The percent volume solids is available from the coating manufacturer’s data and should be part of the inspector’s records. Dry film measurements are made after the coating has hardened. For steel surfaces, thickness measurements can be made according to SSPC PA 2 or ASTM D 1186 or ASTM D 1400, Nondestructive Measurement of Dry Film Thickness of Nonconductive Coatings Applied to a Nonferrous Metal Base. (There are some differences in calibration procedures between SSPC PA 2 and the ASTM standards. If the contract specification does not specify the exact procedures to be used, the procedures should be agreed upon, and the agreement documented, during the preconstruction conference.) ASTM D 4128, Identification of Organic Compounds in Water by Combined Gas Chromatography and Electron Impact Mass Spectrometry describes a destructive procedure for measuring coating thickness on non-metallic substrates using a Tooke gage (refer to Section 10). If the contract specification requires minimum film thicknesses for each layer, the measurements must be made after each layer has cured, taking care not to depress soft coatings during measurements.
22.214.171.124 Drying. The inspector should ensure that a previous coat has dried or cured as required by the contract specification before another coat is applied. For most thermosetting coatings, manufacturers specify a maximum, as well as a minimum, curing time before application of the next coat. In some situations, a coating manufacturer may require use of a methyl ethyl ketone (MEK) rub test to assess curing prior to application of another layer. The inspector’s record should provide information so that the dry/cure time for each layer can be determined.
9.6.9 Final Approval Procedures. The final approval
inspection is very important since it determines whether the contract requirements have been met, and whether identified deficiencies have been corrected. Since most coatings function as a barrier and since the protection of a surface is usually directly related to coating thickness and continuity, inspection of coating thickness and film continuity are essential. The following checklist can be used to inspect the final job:
a) Examine, as required by the specification, the cured coating system for visual defects, such as runs, sags, blistering, orange peel, spray contaminants, mechanical damage, color and gloss uniformity, and incomplete coverage. Note any areas of rusting, or other evidence of premature failure of the coating system.
b) If defects are observed, bring them to the attention of the contractor for correction. If resolution of the corrective action cannot be reached with the contractor, bring the matter to the attention of the contracting officer. Dated photographs of the defects could become part of the inspector’s records, if deemed appropriate.
c) Measure and record the total dry film thickness using appropriate gages. When the Tooke gage is used, the coating must later be repaired.
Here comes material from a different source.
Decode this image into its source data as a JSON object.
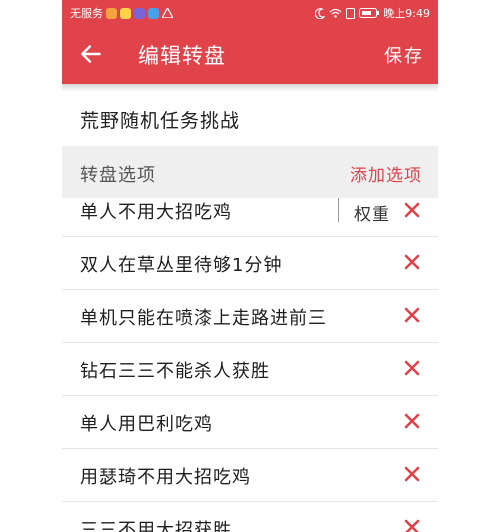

d) Measure adhesion as required in the contract specification. Adhesion measurements vary from those made with a knife (ASTM D 3359, Measuring Adhesion by Tape) to those that determine the amount of force needed to remove a dolly (Section 10 and ASTM D 4541, Pull-Off Strength of Coatings Using Portable Adhesion Testers) that has been cemented to the surface.
e) Examine the coatings on steel structures for pinholes using a holiday detector as described in NACE RP0188 and Section 10, if required in the contract specification.
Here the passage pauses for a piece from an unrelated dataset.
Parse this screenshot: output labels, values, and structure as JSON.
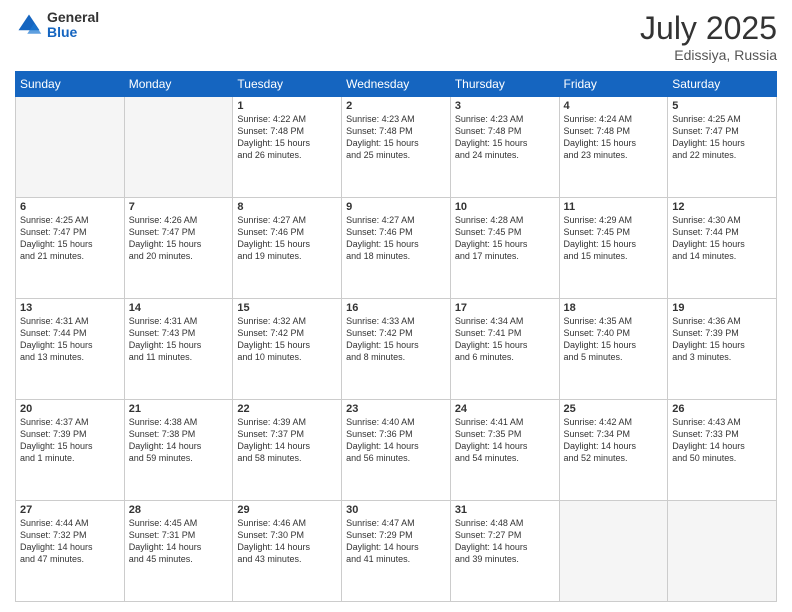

f) Record the results of observations in the record book. Document photographs taken and retain in the record book.
9.6.10 Year Warranty Inspection. The warranty inspection includes a visual inspection of the film, and may involve a chalk, film thickness, and adhesion measurements. Since the film was found to be essentially free of defects upon completion of the job, a goal of the inspection is to identify contractually unacceptable defects that have formed during the course of the year. Resolution of film deficiencies should follow the same steps as for the final inspection. Deficiencies should be recorded in the logbook. Documented photographs (date, location, and photographer) should be included if deemed necessary to resolve contract disputes.